• DATA TO PROCESS:

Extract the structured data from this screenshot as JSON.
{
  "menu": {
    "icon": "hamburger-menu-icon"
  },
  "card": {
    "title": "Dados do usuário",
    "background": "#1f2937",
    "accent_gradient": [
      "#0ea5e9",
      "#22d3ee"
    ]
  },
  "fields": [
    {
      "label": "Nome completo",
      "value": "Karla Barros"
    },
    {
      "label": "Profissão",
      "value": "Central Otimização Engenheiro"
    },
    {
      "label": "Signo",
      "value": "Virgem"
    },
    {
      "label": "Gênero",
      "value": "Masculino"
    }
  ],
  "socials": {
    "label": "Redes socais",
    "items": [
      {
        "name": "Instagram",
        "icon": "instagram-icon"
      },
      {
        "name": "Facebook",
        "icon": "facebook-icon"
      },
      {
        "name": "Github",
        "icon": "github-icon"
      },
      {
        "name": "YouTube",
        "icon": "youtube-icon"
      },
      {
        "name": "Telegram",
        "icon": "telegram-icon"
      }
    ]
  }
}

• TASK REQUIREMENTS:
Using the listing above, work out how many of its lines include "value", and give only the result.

• ANSWER TO THIS PROBLEM:
4